- _ACTIVITY_:
Repeat the data below exactly, dropping any pictures it holds.

(Dataset entries)
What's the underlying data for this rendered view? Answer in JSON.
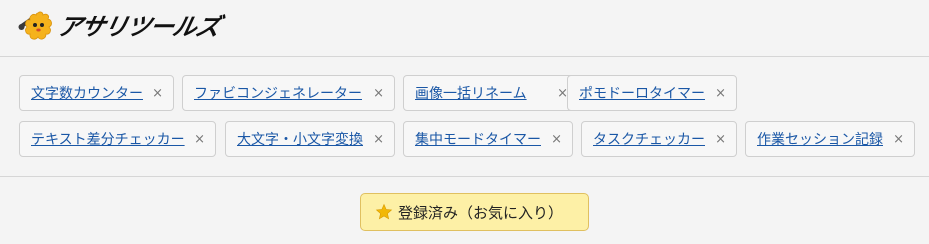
{
  "header": {
    "logo_text": "アサリツールズ",
    "logo_icon": "mascot-wrench-icon"
  },
  "tools": {
    "row1": [
      {
        "label": "文字数カウンター",
        "close": "×"
      },
      {
        "label": "ファビコンジェネレーター",
        "close": "×"
      },
      {
        "label": "画像一括リネーム",
        "close": "×"
      },
      {
        "label": "ポモドーロタイマー",
        "close": "×"
      }
    ],
    "row2": [
      {
        "label": "テキスト差分チェッカー",
        "close": "×"
      },
      {
        "label": "大文字・小文字変換",
        "close": "×"
      },
      {
        "label": "集中モードタイマー",
        "close": "×"
      },
      {
        "label": "タスクチェッカー",
        "close": "×"
      },
      {
        "label": "作業セッション記録",
        "close": "×"
      }
    ]
  },
  "favorite": {
    "icon": "star-icon",
    "label": "登録済み（お気に入り）"
  },
  "colors": {
    "link": "#1a57a6",
    "fav_bg": "#fdf0a6",
    "star": "#f2b807",
    "mascot": "#f5b21c"
  }
}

- _OUTPUT FOR THIS EXERCISE_:
What's the underlying data for this rendered view? Answer in JSON.
{
  "header": {
    "logo_text": "アサリツールズ",
    "logo_icon": "mascot-wrench-icon"
  },
  "tools": {
    "row1": [
      {
        "label": "文字数カウンター",
        "close": "×"
      },
      {
        "label": "ファビコンジェネレーター",
        "close": "×"
      },
      {
        "label": "画像一括リネーム",
        "close": "×"
      },
      {
        "label": "ポモドーロタイマー",
        "close": "×"
      }
    ],
    "row2": [
      {
        "label": "テキスト差分チェッカー",
        "close": "×"
      },
      {
        "label": "大文字・小文字変換",
        "close": "×"
      },
      {
        "label": "集中モードタイマー",
        "close": "×"
      },
      {
        "label": "タスクチェッカー",
        "close": "×"
      },
      {
        "label": "作業セッション記録",
        "close": "×"
      }
    ]
  },
  "favorite": {
    "icon": "star-icon",
    "label": "登録済み（お気に入り）"
  },
  "colors": {
    "link": "#1a57a6",
    "fav_bg": "#fdf0a6",
    "star": "#f2b807",
    "mascot": "#f5b21c"
  }
}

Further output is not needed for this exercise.